Dr. Mark Cronin, Dean of the College, remarked that saying goodbye to this batch of teachers will not be easy, “It is, of course, always difficult to part with beloved teachers. Many of these faculty members have been with the school since the 1970s and 80s, and they have served our students and the college with not only their scholarly and pedagogical expertise, but also with their grace and dignity of character. Even though we’ve have hired new professors to teach in their content areas, faculty such as these cannot be replaced. They are deeply committed to their students and to the college, and they will be dearly missed.”
The teachers that are leaving at the end of the year have had the joy of watching Saint Anselm as it grew and evolved into the modern college that it is today. Professor Lucas from the English department leaves a campus that is very different from the one she first arrived at thirty-seven years ago in the Fall of 1981. “When I arrived the Dana Center was just being completed, the Carr center had just recently been built, and I have seen many new buildings added on campus.” Included in that are the majority of the dorms that are currently on campus, because Lucas reported that the majority of students at the time commuted to class, a big change from the school’s makeup now.

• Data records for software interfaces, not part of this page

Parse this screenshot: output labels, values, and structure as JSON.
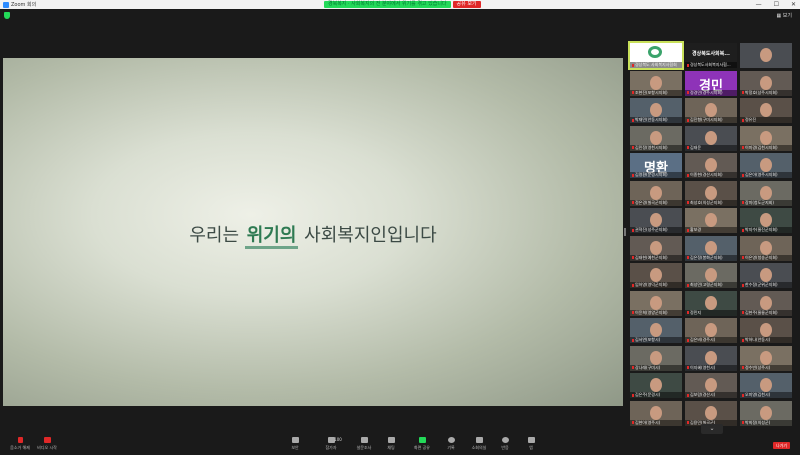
{
  "window": {
    "title": "Zoom 회의",
    "controls": [
      "—",
      "☐",
      "✕"
    ]
  },
  "share_banner": {
    "message": "경북복지 · 사회복지의 전 분야에서 위기를 겪고 있습니다",
    "stop_label": "공유 보기"
  },
  "topbar": {
    "view_label": "보기"
  },
  "slide": {
    "before": "우리는 ",
    "highlight": "위기의",
    "after": " 사회복지인입니다"
  },
  "gallery": {
    "tiles": [
      {
        "name": "경상북도 사회복지사협회",
        "kind": "logo",
        "active": true
      },
      {
        "name": "경상북도사회복지사협...",
        "kind": "text",
        "big": "경상북도사회복..."
      },
      {
        "name": "",
        "kind": "video"
      },
      {
        "name": "조현진(포항시지회)",
        "kind": "video"
      },
      {
        "name": "정경민(경주시지회)",
        "kind": "avatar",
        "big": "경민"
      },
      {
        "name": "박정호(상주시지회)",
        "kind": "video"
      },
      {
        "name": "박재민(안동시지회)",
        "kind": "video"
      },
      {
        "name": "김진형(구미시지회)",
        "kind": "video"
      },
      {
        "name": "정유진",
        "kind": "video"
      },
      {
        "name": "김민정(영천시지회)",
        "kind": "video"
      },
      {
        "name": "김태윤",
        "kind": "video"
      },
      {
        "name": "이미경(김천시지회)",
        "kind": "video"
      },
      {
        "name": "김명환(문경시지회)",
        "kind": "avatar",
        "big": "명환"
      },
      {
        "name": "이종현(경산시지회)",
        "kind": "video"
      },
      {
        "name": "김은아(영주시지회)",
        "kind": "video"
      },
      {
        "name": "정은경(칠곡군지회)",
        "kind": "video"
      },
      {
        "name": "최성호(의성군지회)",
        "kind": "video"
      },
      {
        "name": "장미(청도군지회)",
        "kind": "video"
      },
      {
        "name": "권혁진(성주군지회)",
        "kind": "video"
      },
      {
        "name": "황보경",
        "kind": "video"
      },
      {
        "name": "박지수(울진군지회)",
        "kind": "video"
      },
      {
        "name": "김태현(예천군지회)",
        "kind": "video"
      },
      {
        "name": "김은정(봉화군지회)",
        "kind": "video"
      },
      {
        "name": "이은영(청송군지회)",
        "kind": "video"
      },
      {
        "name": "임하영(영덕군지회)",
        "kind": "video"
      },
      {
        "name": "최성민(고령군지회)",
        "kind": "video"
      },
      {
        "name": "한수정(군위군지회)",
        "kind": "video"
      },
      {
        "name": "이윤희(영양군지회)",
        "kind": "video"
      },
      {
        "name": "정민지",
        "kind": "video"
      },
      {
        "name": "김현주(울릉군지회)",
        "kind": "video"
      },
      {
        "name": "김서연(포항시)",
        "kind": "video"
      },
      {
        "name": "김은비(경주시)",
        "kind": "video"
      },
      {
        "name": "박하나(안동시)",
        "kind": "video"
      },
      {
        "name": "강나래(구미시)",
        "kind": "video"
      },
      {
        "name": "이지혜(영천시)",
        "kind": "video"
      },
      {
        "name": "정수빈(상주시)",
        "kind": "video"
      },
      {
        "name": "김은주(문경시)",
        "kind": "video"
      },
      {
        "name": "김보람(경산시)",
        "kind": "video"
      },
      {
        "name": "오미영(김천시)",
        "kind": "video"
      },
      {
        "name": "김현아(영주시)",
        "kind": "video"
      },
      {
        "name": "김용민(칠곡군)",
        "kind": "video"
      },
      {
        "name": "박희정(의성군)",
        "kind": "video"
      }
    ]
  },
  "toolbar": {
    "left": [
      {
        "label": "음소거 해제",
        "icon": "mic-muted-icon"
      },
      {
        "label": "비디오 시작",
        "icon": "video-off-icon"
      }
    ],
    "center": [
      {
        "label": "보안",
        "icon": "shield-icon"
      },
      {
        "label": "참가자",
        "icon": "participants-icon",
        "count": "100"
      },
      {
        "label": "설문조사",
        "icon": "poll-icon"
      },
      {
        "label": "채팅",
        "icon": "chat-icon"
      },
      {
        "label": "화면 공유",
        "icon": "share-screen-icon"
      },
      {
        "label": "기록",
        "icon": "record-icon"
      },
      {
        "label": "소회의실",
        "icon": "breakout-icon"
      },
      {
        "label": "반응",
        "icon": "reaction-icon"
      },
      {
        "label": "앱",
        "icon": "apps-icon"
      }
    ],
    "end_label": "나가기"
  },
  "colors": {
    "share_green": "#23d959",
    "danger_red": "#e02828",
    "active_speaker": "#c8e05a",
    "slide_highlight": "#2e7a52"
  }
}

But while Lucas says the physical state of the campus has greatly changed, the advancement of technology has seen an even bigger impact on both students and faculty. Lucas shared that when she joined Saint Anselm in 1981 photocopy machines did not exist yet, forcing her to type all of her syllabuses and other important documents on mimeograph paper. “It was virtually impossible to correct, and we did not have secretaries, so we did all the work ourselves. Faculty didn’t have computers either, I didn’t get my computer until 1986.” Professor Lucas said she did not even have a phone in her office. Today, Lucas is still upgrading her personal technology, having bought her first smartphone earlier this year.
Professor Parodi of the Chemistry department has worked at Saint Anselm College for thirty years and has had his three children all attend and graduate from here as well. Parodi also said that he has noticed the physical and technological changes at Saint Anselm, but he also remarked on the change in personnel. “The level of scholarship I think has risen over the years. The accomplishments of young faculty are very impressive.”

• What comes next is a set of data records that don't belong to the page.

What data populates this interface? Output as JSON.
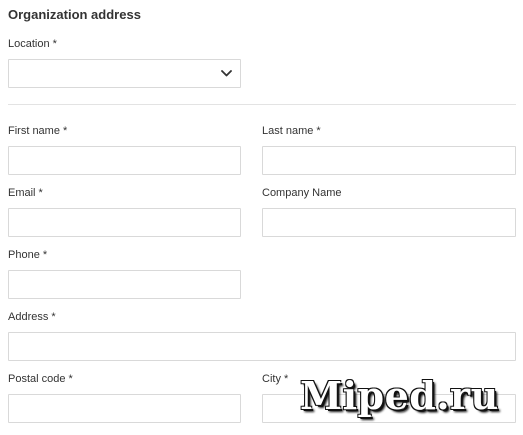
{
  "section": {
    "title": "Organization address"
  },
  "location": {
    "label": "Location *",
    "value": ""
  },
  "first_name": {
    "label": "First name *",
    "value": ""
  },
  "last_name": {
    "label": "Last name *",
    "value": ""
  },
  "email": {
    "label": "Email *",
    "value": ""
  },
  "company_name": {
    "label": "Company Name",
    "value": ""
  },
  "phone": {
    "label": "Phone *",
    "value": ""
  },
  "address": {
    "label": "Address *",
    "value": ""
  },
  "postal_code": {
    "label": "Postal code *",
    "value": ""
  },
  "city": {
    "label": "City *",
    "value": ""
  },
  "icons": {
    "location_dropdown": "chevron-down-icon"
  },
  "watermark": {
    "text": "Miped.ru"
  }
}
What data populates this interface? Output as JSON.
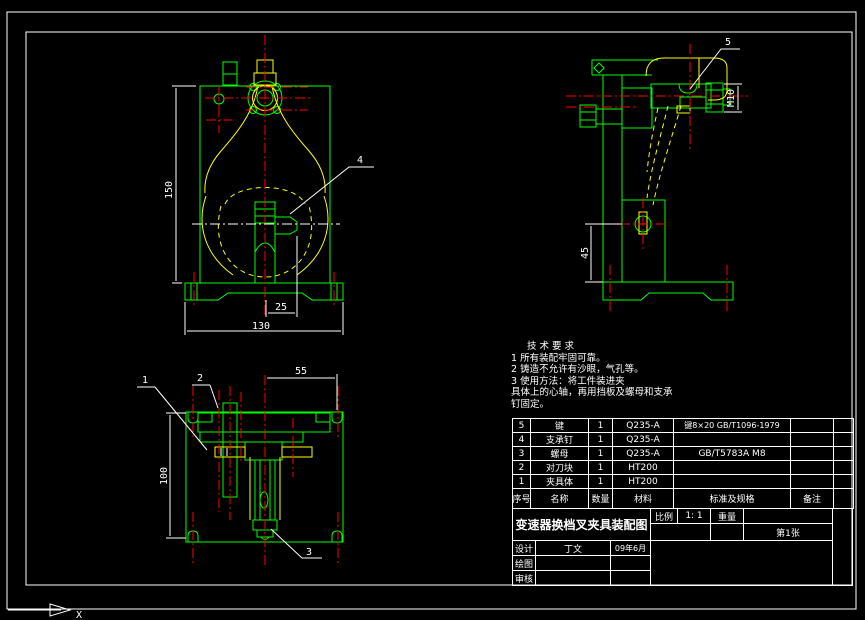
{
  "frame": {
    "axis_label": "X"
  },
  "tech_req": {
    "title": "技 术 要 求",
    "l1": "1  所有装配牢固可靠。",
    "l2": "2  铸造不允许有沙眼，气孔等。",
    "l3": "3  使用方法：将工件装进夹",
    "l4": "具体上的心轴，再用挡板及螺母和支承",
    "l5": "钉固定。"
  },
  "parts": {
    "header": [
      "序号",
      "名称",
      "数量",
      "材料",
      "标准及规格",
      "备注"
    ],
    "rows": [
      [
        "5",
        "键",
        "1",
        "Q235-A",
        "键8×20 GB/T1096-1979",
        ""
      ],
      [
        "4",
        "支承钉",
        "1",
        "Q235-A",
        "",
        ""
      ],
      [
        "3",
        "螺母",
        "1",
        "Q235-A",
        "GB/T5783A M8",
        ""
      ],
      [
        "2",
        "对刀块",
        "1",
        "HT200",
        "",
        ""
      ],
      [
        "1",
        "夹具体",
        "1",
        "HT200",
        "",
        ""
      ]
    ]
  },
  "title_block": {
    "title": "变速器换档叉夹具装配图",
    "scale_label": "比例",
    "scale_value": "1: 1",
    "weight_label": "重量",
    "sheet_no": "第1张",
    "design_label": "设计",
    "designer": "丁文",
    "date": "09年6月",
    "draft_label": "绘图",
    "audit_label": "审核"
  },
  "dims": {
    "front_height": "150",
    "front_slot": "25",
    "front_width": "130",
    "plan_width": "55",
    "plan_height": "100",
    "side_height": "45",
    "side_thread": "M10"
  },
  "leaders": {
    "n1": "1",
    "n2": "2",
    "n3": "3",
    "n4": "4",
    "n5": "5"
  },
  "colors": {
    "outline": "#00ff00",
    "auxiliary": "#ffff00",
    "centerline": "#ff0000",
    "annotation": "#ffffff",
    "background": "#000000"
  }
}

When asked what he would miss most about Saint Anselm, Parodi did not hesitate to answer that it was the people. “When people talk about the college being a community, it’s very easy to say that, I’m sure a lot of campuses do say that. But it is certainly true here. From the workers at the coffee shop to the administrator, I think we all look forward to our social interactions.” Parodi said it is that type of community that encourage past retirees to return to the campus for a visit, something he said he will be sure to do.

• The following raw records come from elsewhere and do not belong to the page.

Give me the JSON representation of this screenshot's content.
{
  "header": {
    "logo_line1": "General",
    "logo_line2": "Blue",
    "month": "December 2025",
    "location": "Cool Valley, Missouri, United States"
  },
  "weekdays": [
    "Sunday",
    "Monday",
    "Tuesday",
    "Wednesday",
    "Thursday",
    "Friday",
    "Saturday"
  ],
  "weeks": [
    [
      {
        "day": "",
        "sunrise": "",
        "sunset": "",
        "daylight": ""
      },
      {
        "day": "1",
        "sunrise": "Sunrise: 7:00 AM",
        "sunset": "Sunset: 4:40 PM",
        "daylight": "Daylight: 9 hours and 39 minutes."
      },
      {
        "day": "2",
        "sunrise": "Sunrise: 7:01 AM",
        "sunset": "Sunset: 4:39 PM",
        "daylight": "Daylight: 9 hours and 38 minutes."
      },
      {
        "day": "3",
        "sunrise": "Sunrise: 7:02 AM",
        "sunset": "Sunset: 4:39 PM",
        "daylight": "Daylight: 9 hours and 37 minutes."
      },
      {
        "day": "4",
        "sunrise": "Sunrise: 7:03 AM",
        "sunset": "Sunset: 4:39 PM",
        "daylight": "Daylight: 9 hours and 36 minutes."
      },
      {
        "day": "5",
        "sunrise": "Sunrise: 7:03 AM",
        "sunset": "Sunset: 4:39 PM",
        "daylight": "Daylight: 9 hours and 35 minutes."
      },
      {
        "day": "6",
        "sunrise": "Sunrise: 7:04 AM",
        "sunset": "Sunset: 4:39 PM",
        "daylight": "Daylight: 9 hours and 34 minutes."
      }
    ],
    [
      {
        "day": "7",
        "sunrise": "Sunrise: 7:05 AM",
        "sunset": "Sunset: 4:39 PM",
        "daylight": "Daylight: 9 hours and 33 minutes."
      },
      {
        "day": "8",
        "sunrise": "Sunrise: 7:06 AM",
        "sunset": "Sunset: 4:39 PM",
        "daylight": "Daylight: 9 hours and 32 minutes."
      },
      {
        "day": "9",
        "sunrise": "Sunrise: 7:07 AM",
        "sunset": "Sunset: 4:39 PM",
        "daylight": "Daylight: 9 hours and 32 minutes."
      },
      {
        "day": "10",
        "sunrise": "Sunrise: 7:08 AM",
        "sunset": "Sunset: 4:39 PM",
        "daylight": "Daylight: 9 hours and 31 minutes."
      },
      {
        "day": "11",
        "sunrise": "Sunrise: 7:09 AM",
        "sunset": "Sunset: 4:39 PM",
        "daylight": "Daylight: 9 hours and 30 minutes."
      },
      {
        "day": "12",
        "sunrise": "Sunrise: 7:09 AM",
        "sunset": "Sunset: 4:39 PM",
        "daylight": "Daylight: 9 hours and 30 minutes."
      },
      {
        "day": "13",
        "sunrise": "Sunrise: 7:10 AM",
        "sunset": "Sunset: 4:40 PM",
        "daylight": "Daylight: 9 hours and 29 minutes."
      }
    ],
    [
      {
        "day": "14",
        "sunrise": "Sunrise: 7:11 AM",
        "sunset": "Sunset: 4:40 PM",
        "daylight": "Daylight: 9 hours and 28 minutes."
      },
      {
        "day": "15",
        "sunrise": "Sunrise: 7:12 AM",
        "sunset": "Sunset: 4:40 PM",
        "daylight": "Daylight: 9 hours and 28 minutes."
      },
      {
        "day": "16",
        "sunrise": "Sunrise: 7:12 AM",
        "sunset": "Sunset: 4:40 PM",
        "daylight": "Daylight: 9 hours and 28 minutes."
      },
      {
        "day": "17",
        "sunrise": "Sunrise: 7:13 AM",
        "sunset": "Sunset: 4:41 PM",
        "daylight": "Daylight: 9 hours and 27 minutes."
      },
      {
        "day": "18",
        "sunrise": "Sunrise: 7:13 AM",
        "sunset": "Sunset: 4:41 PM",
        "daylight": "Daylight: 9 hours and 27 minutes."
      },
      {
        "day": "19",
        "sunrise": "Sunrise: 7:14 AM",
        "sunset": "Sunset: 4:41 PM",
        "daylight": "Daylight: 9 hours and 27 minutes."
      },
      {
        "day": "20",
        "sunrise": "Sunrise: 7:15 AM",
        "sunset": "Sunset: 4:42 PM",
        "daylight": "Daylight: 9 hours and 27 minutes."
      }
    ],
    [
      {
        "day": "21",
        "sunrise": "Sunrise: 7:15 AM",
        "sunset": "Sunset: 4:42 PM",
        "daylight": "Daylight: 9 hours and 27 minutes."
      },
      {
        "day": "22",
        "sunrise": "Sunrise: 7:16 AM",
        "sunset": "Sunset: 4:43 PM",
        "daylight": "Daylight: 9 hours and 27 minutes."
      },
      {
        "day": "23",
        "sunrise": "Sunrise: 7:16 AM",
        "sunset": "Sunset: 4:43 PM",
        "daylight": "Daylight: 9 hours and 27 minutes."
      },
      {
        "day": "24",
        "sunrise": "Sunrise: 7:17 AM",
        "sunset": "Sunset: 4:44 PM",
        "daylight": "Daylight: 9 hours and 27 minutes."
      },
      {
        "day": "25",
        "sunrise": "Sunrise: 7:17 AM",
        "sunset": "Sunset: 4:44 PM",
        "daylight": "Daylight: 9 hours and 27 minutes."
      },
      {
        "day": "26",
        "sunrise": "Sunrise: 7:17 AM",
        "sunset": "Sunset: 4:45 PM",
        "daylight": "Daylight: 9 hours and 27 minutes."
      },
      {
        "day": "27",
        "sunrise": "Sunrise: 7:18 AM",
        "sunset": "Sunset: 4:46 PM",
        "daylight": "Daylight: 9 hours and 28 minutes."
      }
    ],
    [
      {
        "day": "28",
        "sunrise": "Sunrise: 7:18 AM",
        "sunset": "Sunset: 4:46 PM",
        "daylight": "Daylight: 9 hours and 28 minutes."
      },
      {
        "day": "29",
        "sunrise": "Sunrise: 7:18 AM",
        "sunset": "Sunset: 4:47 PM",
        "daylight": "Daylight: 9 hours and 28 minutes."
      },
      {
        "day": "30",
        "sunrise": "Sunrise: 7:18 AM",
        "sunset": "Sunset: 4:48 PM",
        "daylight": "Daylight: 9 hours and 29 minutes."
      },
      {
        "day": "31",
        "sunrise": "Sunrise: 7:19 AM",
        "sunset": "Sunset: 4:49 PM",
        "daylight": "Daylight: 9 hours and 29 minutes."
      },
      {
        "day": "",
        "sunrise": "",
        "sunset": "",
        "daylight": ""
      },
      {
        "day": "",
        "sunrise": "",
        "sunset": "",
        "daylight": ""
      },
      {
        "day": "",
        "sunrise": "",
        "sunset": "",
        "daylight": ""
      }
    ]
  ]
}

When she was asked what her time at Saint Anselm has meant to her, Lucas got emotional as she recalled the friendships and opportunities working at Saint Anselm has given her. “I loved being able to teach things that I loved: Chaucer, Arthurian Legends, Medieval Literature, Jane Austen, Willa Cather, and Linguistics. Those are classes I created myself and taught myself, and the ability to teach these things was an opportunity to learn and grow intellectually.” Lucas also fondly remembered her friendships with members of the monastic community, citing Father Jude Gray and Father Daniel Dempsky as two valuable colleagues in the English department, who are now gone.
Lucas said the close relationships she created with some of her students will also stick with her as she goes. She presented a tote bag full of letters, emails, and cards from students. She vows to save them as mementos of her time here.
Once the school year is over and the offices are emptied out, both Parodi and Lucas look forward to the new part of their lives. Lucas plans to move back to Ohio where she grew up and attended college. She will continue her reading and her research and forever grow her love for education. Lastly, she looks forward to spending her summers with her sister in Arizona, avoiding the cold New England weather.
Parodi is excited to travel once he is retired. “I was very fortunate to be sent to Orvieto last semester, that was wonderful, and I’d love to go back to Italy. First, I’ll be heading to Ireland in the Fall. And I also hope to plant a good garden.”
Every teacher that will say goodbye at the end of this year will be greatly missed by faculty and students alike. Their lessons will continue to influence the school long after they are gone.